In Rwanda for a meeting of Commonwealth nations, Johnson was defiant, pledging to listen to voters' concerns and do more to tackle a cost-of-living crisis after what he described as "tough" results in the two so-called by-elections.
The losses – one in the Conservatives' traditional southern heartlands and in a northern English industrial seat won from Labour in the last election – suggest the broad appeal Johnson presented to win the 2019 election may be fracturing.
Fears that Johnson could have become an electoral liability may prompt lawmakers to move against him again after months of scandal over COVID-19 lockdown parties at a time when millions are struggling with rising food and fuel prices.
Johnson has so far resisted pressure to resign after he was fined for breaking lockdown rules at his Downing Street office.
This month, he survived a vote of confidence by Conservative lawmakers, though 41% of his parliamentary colleagues voted to oust him, and he is under investigation by a committee over whether he intentionally misled parliament.
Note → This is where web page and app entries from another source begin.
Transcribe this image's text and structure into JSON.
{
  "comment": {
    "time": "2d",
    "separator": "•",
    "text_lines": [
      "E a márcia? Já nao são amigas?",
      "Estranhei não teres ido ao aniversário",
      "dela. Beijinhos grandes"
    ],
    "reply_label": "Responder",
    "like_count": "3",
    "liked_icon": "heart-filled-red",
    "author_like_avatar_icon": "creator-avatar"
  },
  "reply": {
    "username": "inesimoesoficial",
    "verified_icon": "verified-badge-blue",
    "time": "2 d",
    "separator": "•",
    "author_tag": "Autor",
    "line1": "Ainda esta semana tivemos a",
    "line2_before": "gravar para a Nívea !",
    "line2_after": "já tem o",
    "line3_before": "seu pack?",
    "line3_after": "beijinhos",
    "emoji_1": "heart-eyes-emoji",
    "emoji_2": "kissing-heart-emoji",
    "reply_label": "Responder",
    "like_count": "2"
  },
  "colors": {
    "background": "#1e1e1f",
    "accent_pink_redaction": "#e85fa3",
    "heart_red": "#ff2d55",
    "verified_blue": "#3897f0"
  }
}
"I think as a government I’ve got to listen to what people are saying," Johnson told broadcasters in Kigali after the results. "We’ve got to recognise there is more we’ve got to do."
Following the losses in Tiverton and Honiton in southwest England, and Wakefield in the north, Conservative Party Chairman Oliver Dowden resigned in a carefully worded letter that hinted he might believe Johnson should take responsibility.
"We cannot carry on with business as usual," he said. "Somebody must take responsibility and I have concluded that, in these circumstances, it would not be right for me to remain in office," added Dowden, a long-time ally of Johnson.
Some Conservatives blamed him for running poor campaigns in both the voting areas by ignoring local concerns.
Johnson responded by saying he understood Dowden's disappointment but "this government was elected with an historic mandate just over two years ago" and he would continue to work to that end.
A Conservative party source said Johnson was not concerned about further resignations from his cabinet team of top ministers and took a swipe at the media for what they called "misreporting" of lockdown parties.
Finance minister Rishi Sunak said "we all take responsibility" for the defeats.